It is better not to recall the state of culture, education, and spirituality: there was neither a theatre nor a worthy museum nor a school with education in the native language. Religious needs in this Buddhist region (it’s still hard to bear the burden of earthly existence without God) were “served” by the one and only small Orthodox (!) Church.
And then there was perestroika. No wonder that the first Russian president, Boris Yeltsin, called for “Taking as much sovereignty as one can stomach”. It was not so much a generous offer, but rather recognition of major financial issues and problems at the federal level. However, the big party and economic bosses could not adjust, and the simple residents of Kalmykia saw this perfectly well.
At that time, some of them remembered the young manager Kirsan Ilyumzhinov, who had successfully developed his business in Moscow since the beginning of perestroika. It wasn’t a spontaneous decision. By that time, he had already defended interests of his fellow citizens for three years as a deputy to the Supreme Soviets of Russia and the USSR.
We will not talk about all the vicissitudes of the election campaign of 1993 in Kalmykia. Much has been written about it, including what was written by Kirsan Nikolayevich himself. We will only note that all his opponents were very serious local “political heavyweights”. Nevertheless, he won with a huge margin, gaining 65.37% of the vote and thus becoming the youngest of the regional leaders of Russia.
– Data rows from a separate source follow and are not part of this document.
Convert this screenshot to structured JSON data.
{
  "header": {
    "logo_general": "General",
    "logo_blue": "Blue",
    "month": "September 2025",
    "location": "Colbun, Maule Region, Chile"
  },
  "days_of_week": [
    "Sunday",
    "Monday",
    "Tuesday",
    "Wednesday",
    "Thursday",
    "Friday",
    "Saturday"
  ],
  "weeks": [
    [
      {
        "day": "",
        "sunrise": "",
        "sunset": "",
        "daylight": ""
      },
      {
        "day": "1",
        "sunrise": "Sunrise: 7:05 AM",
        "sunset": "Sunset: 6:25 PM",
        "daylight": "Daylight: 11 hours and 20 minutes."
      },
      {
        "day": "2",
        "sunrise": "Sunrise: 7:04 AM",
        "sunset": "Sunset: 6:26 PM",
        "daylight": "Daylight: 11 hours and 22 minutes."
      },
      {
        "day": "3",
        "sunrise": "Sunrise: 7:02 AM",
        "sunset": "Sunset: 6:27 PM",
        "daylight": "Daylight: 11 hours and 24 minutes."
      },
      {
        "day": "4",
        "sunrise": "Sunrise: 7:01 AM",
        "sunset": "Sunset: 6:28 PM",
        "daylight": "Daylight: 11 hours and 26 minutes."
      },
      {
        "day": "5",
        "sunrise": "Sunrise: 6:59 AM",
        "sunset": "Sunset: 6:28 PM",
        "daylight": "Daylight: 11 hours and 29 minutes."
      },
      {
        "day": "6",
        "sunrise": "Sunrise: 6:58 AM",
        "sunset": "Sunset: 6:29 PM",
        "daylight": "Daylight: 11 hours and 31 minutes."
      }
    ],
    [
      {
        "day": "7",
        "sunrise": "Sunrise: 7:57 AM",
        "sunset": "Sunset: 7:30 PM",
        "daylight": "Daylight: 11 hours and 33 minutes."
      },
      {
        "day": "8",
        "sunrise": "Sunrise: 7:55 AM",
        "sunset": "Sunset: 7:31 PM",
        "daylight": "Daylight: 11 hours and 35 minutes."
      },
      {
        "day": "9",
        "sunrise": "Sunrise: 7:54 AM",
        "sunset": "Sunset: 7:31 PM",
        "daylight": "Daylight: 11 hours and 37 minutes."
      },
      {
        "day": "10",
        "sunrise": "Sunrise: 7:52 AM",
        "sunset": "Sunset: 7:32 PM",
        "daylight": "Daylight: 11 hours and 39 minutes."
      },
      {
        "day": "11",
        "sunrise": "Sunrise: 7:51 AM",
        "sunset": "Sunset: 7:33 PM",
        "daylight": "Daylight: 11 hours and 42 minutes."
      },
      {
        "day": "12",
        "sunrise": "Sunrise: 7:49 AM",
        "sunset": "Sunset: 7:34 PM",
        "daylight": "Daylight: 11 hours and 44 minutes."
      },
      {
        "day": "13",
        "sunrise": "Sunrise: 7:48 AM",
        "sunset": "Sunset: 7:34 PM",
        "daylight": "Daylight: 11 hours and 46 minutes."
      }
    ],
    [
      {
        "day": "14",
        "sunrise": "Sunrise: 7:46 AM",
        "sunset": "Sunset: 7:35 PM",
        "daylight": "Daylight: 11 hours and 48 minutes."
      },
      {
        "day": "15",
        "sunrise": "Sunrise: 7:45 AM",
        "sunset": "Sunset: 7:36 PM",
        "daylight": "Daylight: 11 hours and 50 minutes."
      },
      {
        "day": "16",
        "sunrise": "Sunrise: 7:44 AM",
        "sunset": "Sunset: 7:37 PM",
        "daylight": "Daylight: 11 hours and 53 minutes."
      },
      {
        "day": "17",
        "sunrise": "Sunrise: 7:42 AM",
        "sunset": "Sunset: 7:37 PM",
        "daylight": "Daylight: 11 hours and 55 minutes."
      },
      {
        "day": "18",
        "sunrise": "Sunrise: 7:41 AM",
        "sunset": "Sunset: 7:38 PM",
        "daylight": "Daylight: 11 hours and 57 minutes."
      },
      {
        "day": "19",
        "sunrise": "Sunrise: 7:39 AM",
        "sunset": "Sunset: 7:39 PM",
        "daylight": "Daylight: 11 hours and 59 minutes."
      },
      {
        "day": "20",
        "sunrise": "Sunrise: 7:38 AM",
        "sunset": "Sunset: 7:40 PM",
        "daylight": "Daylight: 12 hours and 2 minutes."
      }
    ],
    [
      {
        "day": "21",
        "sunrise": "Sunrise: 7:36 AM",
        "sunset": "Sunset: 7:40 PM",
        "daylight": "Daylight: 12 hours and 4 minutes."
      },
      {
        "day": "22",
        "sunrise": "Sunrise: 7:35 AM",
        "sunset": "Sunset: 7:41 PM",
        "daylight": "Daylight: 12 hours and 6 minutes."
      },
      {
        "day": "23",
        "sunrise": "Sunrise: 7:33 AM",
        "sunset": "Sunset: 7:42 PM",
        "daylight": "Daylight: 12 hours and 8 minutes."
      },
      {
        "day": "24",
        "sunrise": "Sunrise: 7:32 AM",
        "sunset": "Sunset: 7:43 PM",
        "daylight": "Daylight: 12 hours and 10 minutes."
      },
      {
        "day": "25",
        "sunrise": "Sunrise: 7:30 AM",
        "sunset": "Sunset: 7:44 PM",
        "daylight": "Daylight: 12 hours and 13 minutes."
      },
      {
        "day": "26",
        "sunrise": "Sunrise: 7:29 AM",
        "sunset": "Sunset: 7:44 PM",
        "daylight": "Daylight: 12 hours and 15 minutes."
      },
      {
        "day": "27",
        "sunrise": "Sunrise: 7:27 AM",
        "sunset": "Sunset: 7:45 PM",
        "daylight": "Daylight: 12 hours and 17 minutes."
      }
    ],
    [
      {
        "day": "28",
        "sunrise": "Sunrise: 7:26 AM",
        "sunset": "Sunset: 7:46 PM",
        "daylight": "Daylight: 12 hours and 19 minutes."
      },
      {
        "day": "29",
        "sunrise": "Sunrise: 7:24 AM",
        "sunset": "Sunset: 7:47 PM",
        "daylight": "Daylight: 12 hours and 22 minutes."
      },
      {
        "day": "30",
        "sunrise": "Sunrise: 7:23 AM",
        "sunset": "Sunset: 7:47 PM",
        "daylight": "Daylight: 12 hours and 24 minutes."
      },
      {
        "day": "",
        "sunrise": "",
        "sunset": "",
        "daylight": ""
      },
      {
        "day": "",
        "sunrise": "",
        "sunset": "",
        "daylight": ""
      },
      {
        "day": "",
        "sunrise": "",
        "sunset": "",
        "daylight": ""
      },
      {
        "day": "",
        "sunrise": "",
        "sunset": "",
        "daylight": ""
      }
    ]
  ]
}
According to Ilyumzhinov, his fellow citizens had such confidence because they believed in his ability to take responsibility. The same thing happened in other regions - Mintimer Shaimiev won in Tatarstan, Murtaza Rakhimov in Bashkiria, Eduard Rossel in Urals, and Mikhail Nikolaev in Yakutia: no matter how ambiguous they may seem, they were united by caring for their native land and willingness to take risks for the sake of  residents’ well-being.
Meanwhile, the first decree of Ilyumzhinov as President of Kalmykia was not about the economy but about ... chess! Detractors laughed: wooden pieces instead of bread! Here is your president! However, Ilyumzhinov was looking to the future: students’ performance increased by an average of forty percent after introduction of chess in local schools. Moreover, this was the key to develop competitiveness.
However, man does not live by chess alone. Ilyumzhinov made officials pay attention to other forms of youth leisure. Despite all obstacles, chess circles and sections were opened in schools, and sometimes in any suitable outbuildings. This allowed to reduce criminal tensions by attracting young people.
Incidentally, since we touched upon crime, one should recall few things. Our fellow citizens, who survived the dashing nineties, remember how buying the bread in a nearby store became an adventure. Drug addicts and alcoholics, ready to do anything for the money for another dose, were commonplace. Moreover, on your way back, you could find your home broken into.
Criminality was dealt with relatively quickly in Kalmykia - this was one of Ilyumzhinov’s main demands on local security officials. There is a historical anecdote in the republic: once Ilyumzhinov publicly mentioned that it would be nice to return to the traditions of ancestors who cut off the hands of thieves. This was said to be a joke, but soon a delegation of elders came to the president with a proposal to start with only fingers. So high was the belief that if Ilyumzhinov said something, he would do it. However, more importantly, criminality believed this threat. Many mobsters have chosen to go to other regions or keep a low profile.
(to be continued)